Two weeks ago we had the opportunity to make a field trip to Gothenburg (Sweden) where we visited the students and teachers at Chalmers University of Technology.


The Crazyflie 2.0 is used by the students as a development platform for the course “Embedded control systems“, which makes us all very happy since we are passionate about education. I mean how cool is it not to see how students use your product to gain new knowledge!

While visiting Kristoffer held a guest lecture to the students and we also took the opportunity to discuss with Associate Professor Knut Åkesson about why and how the Crazyflie 2.0 is part of the course.


A few of the topics that were mentioned was the big benefit with Crazyflie 2.0 being open and how that enabled the students to easily getting started implementing their own code.

If you want to read more about why the teachers at Chalmers choosed the Crazyflie 2.0 and how they use it for education, visit our newly added web section “Used in education”.

We have just released a new version 2016.04.1 of the Crazyflie client.


The biggest change is actually not so visible but very important: we have now separated the GUI client from the Crazyflie lib. The great advantage is that the lib became a small project and could be pushed to pypi. This means that if you want to control Crazyflie from your own Python program all you have to do is to “pip install cflib” and you are ready to “import cflib” in your program to control the Crazyflie.

For the new release of the client we also pushed the client in pypi as well. This will be mainly useful in Linux and Mac where you are now able to install the client with “pip3 install cfclient”. One little drawback however: since the GUI lib we are using, pyqt, is not in pypi it has to be installed on the side. This can be done in Ubuntu with something like “sudo apt-get python3-pyqt4 install python3-pyqtgraph” or on Mac with homebrew or MacPorts.

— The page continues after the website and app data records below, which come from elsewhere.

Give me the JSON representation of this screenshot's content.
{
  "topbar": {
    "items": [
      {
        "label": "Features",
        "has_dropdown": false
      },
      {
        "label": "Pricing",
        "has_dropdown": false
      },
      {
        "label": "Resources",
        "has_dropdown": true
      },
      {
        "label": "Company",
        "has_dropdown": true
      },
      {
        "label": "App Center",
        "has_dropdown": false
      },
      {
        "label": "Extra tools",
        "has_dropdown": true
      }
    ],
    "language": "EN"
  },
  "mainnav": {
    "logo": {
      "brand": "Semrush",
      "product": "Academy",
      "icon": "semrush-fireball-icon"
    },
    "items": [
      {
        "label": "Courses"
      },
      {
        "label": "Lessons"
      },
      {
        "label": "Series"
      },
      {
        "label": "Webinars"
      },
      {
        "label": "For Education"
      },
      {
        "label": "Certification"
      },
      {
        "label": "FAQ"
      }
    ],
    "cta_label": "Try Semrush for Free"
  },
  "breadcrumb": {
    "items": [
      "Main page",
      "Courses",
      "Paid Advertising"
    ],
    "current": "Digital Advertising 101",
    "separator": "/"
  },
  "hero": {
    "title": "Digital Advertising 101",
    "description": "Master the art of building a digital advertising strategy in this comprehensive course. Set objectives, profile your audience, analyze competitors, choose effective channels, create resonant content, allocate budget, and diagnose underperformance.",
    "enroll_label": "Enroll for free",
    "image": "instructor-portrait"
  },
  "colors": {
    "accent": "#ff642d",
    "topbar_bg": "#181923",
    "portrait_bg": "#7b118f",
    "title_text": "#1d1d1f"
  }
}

Last but not least we have enabled Windows continuous integration with appveyor and fixed the Windows build. This means that a Windows build and installer are going to be generated for every commit in the Crazyflie client repos. Maintaining the Windows client has always been a challenge to us since we are mainly Linux users, so the this will help a lot to keep good Windows support. We still consider this Windows build to be somewhat experimental so please test it and report any bug you are hitting.

The last system to support for executable distribution is Mac. We did put some time trying to generate a mac app out of the client without any success. If anyone wants to give it a try or have some tips please head to the ticket on github.